-- Opening Marker --
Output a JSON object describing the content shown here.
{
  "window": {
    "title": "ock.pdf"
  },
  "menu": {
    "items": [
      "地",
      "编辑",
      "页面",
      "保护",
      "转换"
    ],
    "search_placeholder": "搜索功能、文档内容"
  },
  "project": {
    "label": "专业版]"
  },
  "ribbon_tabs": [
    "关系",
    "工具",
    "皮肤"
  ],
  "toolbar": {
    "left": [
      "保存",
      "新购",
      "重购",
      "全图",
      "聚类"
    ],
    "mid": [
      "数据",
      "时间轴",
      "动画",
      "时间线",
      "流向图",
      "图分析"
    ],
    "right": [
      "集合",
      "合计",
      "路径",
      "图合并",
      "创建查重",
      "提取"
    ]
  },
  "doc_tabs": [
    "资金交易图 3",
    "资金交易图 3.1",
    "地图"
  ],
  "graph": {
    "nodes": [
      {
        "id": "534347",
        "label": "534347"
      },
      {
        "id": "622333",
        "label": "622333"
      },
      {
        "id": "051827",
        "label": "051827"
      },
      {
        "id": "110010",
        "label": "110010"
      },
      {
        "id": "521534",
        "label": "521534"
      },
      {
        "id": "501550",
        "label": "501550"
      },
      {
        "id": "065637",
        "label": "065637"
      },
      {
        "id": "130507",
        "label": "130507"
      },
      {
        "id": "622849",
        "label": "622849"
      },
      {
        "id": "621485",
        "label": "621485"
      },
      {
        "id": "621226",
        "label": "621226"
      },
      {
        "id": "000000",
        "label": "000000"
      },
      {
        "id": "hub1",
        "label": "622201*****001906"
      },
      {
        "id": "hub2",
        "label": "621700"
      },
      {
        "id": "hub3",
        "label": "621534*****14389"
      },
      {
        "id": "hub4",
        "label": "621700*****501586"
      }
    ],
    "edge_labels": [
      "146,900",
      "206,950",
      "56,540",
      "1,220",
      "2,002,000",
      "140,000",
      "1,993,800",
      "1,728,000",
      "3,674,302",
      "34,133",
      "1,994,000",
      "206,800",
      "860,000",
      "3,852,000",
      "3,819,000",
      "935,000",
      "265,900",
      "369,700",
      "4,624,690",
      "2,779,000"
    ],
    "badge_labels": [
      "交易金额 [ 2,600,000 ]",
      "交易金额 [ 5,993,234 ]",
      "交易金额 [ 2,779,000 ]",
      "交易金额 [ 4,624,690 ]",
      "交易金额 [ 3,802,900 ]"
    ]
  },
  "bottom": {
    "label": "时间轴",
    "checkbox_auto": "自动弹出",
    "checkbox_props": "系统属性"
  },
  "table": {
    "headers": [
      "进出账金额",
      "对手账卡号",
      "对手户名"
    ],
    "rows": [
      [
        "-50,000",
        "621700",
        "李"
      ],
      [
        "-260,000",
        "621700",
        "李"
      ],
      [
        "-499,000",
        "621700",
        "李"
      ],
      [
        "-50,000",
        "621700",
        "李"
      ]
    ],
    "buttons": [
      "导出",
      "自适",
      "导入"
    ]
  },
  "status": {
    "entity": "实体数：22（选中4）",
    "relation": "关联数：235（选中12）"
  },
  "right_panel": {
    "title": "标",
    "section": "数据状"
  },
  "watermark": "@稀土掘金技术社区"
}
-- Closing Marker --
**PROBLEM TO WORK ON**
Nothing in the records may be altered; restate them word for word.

**TASK ANSWER**
Output a JSON object describing the content shown here.
{
  "window": {
    "title": "ock.pdf"
  },
  "menu": {
    "items": [
      "地",
      "编辑",
      "页面",
      "保护",
      "转换"
    ],
    "search_placeholder": "搜索功能、文档内容"
  },
  "project": {
    "label": "专业版]"
  },
  "ribbon_tabs": [
    "关系",
    "工具",
    "皮肤"
  ],
  "toolbar": {
    "left": [
      "保存",
      "新购",
      "重购",
      "全图",
      "聚类"
    ],
    "mid": [
      "数据",
      "时间轴",
      "动画",
      "时间线",
      "流向图",
      "图分析"
    ],
    "right": [
      "集合",
      "合计",
      "路径",
      "图合并",
      "创建查重",
      "提取"
    ]
  },
  "doc_tabs": [
    "资金交易图 3",
    "资金交易图 3.1",
    "地图"
  ],
  "graph": {
    "nodes": [
      {
        "id": "534347",
        "label": "534347"
      },
      {
        "id": "622333",
        "label": "622333"
      },
      {
        "id": "051827",
        "label": "051827"
      },
      {
        "id": "110010",
        "label": "110010"
      },
      {
        "id": "521534",
        "label": "521534"
      },
      {
        "id": "501550",
        "label": "501550"
      },
      {
        "id": "065637",
        "label": "065637"
      },
      {
        "id": "130507",
        "label": "130507"
      },
      {
        "id": "622849",
        "label": "622849"
      },
      {
        "id": "621485",
        "label": "621485"
      },
      {
        "id": "621226",
        "label": "621226"
      },
      {
        "id": "000000",
        "label": "000000"
      },
      {
        "id": "hub1",
        "label": "622201*****001906"
      },
      {
        "id": "hub2",
        "label": "621700"
      },
      {
        "id": "hub3",
        "label": "621534*****14389"
      },
      {
        "id": "hub4",
        "label": "621700*****501586"
      }
    ],
    "edge_labels": [
      "146,900",
      "206,950",
      "56,540",
      "1,220",
      "2,002,000",
      "140,000",
      "1,993,800",
      "1,728,000",
      "3,674,302",
      "34,133",
      "1,994,000",
      "206,800",
      "860,000",
      "3,852,000",
      "3,819,000",
      "935,000",
      "265,900",
      "369,700",
      "4,624,690",
      "2,779,000"
    ],
    "badge_labels": [
      "交易金额 [ 2,600,000 ]",
      "交易金额 [ 5,993,234 ]",
      "交易金额 [ 2,779,000 ]",
      "交易金额 [ 4,624,690 ]",
      "交易金额 [ 3,802,900 ]"
    ]
  },
  "bottom": {
    "label": "时间轴",
    "checkbox_auto": "自动弹出",
    "checkbox_props": "系统属性"
  },
  "table": {
    "headers": [
      "进出账金额",
      "对手账卡号",
      "对手户名"
    ],
    "rows": [
      [
        "-50,000",
        "621700",
        "李"
      ],
      [
        "-260,000",
        "621700",
        "李"
      ],
      [
        "-499,000",
        "621700",
        "李"
      ],
      [
        "-50,000",
        "621700",
        "李"
      ]
    ],
    "buttons": [
      "导出",
      "自适",
      "导入"
    ]
  },
  "status": {
    "entity": "实体数：22（选中4）",
    "relation": "关联数：235（选中12）"
  },
  "right_panel": {
    "title": "标",
    "section": "数据状"
  },
  "watermark": "@稀土掘金技术社区"
}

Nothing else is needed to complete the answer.